Published online by Cambridge University Press: 14 January 2021
Virtually every armed conflict involves the displacement of people and the loss for some of land, housing, or other property. Yet the return of people and property has received historically inconsistent treatment in both international law and practice. Refugee and IDP return is a complex, multi-faceted process, requiring time and careful coordination of security, social, economic and political factors. Likewise, addressing property rights after conflict requires consideration of the many interwoven or layered claims to property, as well as of the multiple roles (political, economic, social) which property plays. Refugee and IDP return and the protection of property rights demand careful attention. However, other property-related issues are also critical for post-conflict rebuilding. These include consideration of the political economy of land markets, control of public lands and natural resources, and urban planning which encourages safe interaction and reconciliation.
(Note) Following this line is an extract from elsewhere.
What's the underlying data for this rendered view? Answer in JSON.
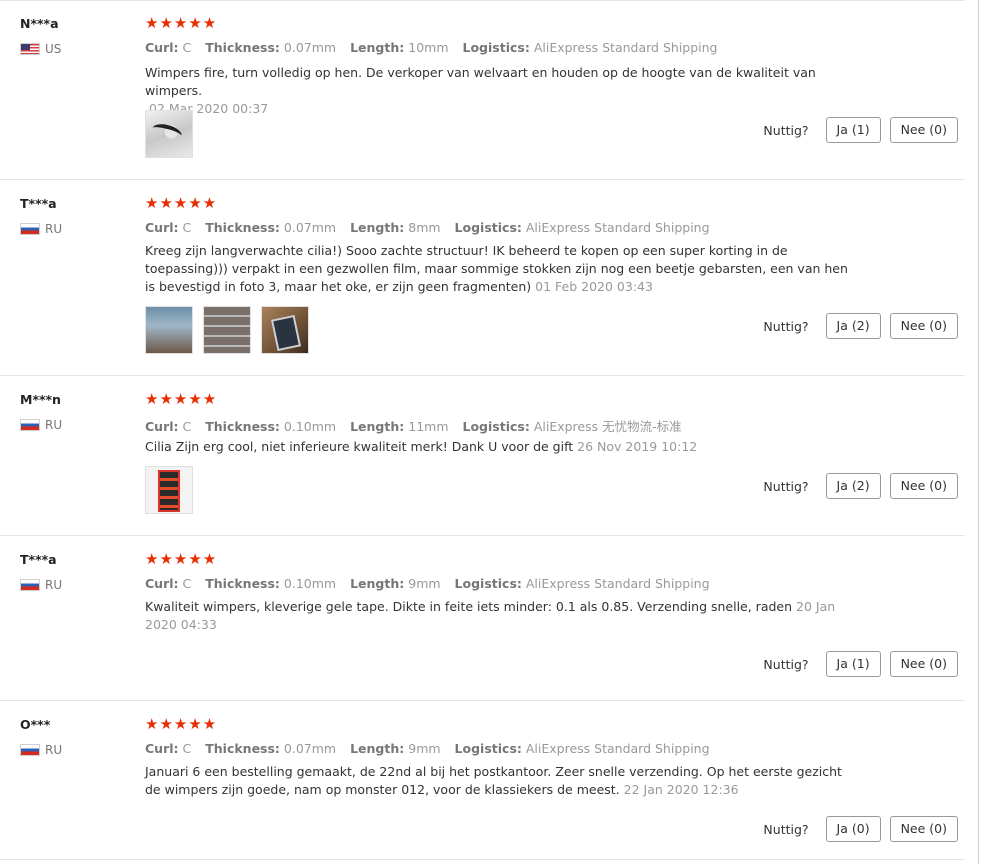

These must be balanced against the push for return and restitution, both in the peace agreement and onwards.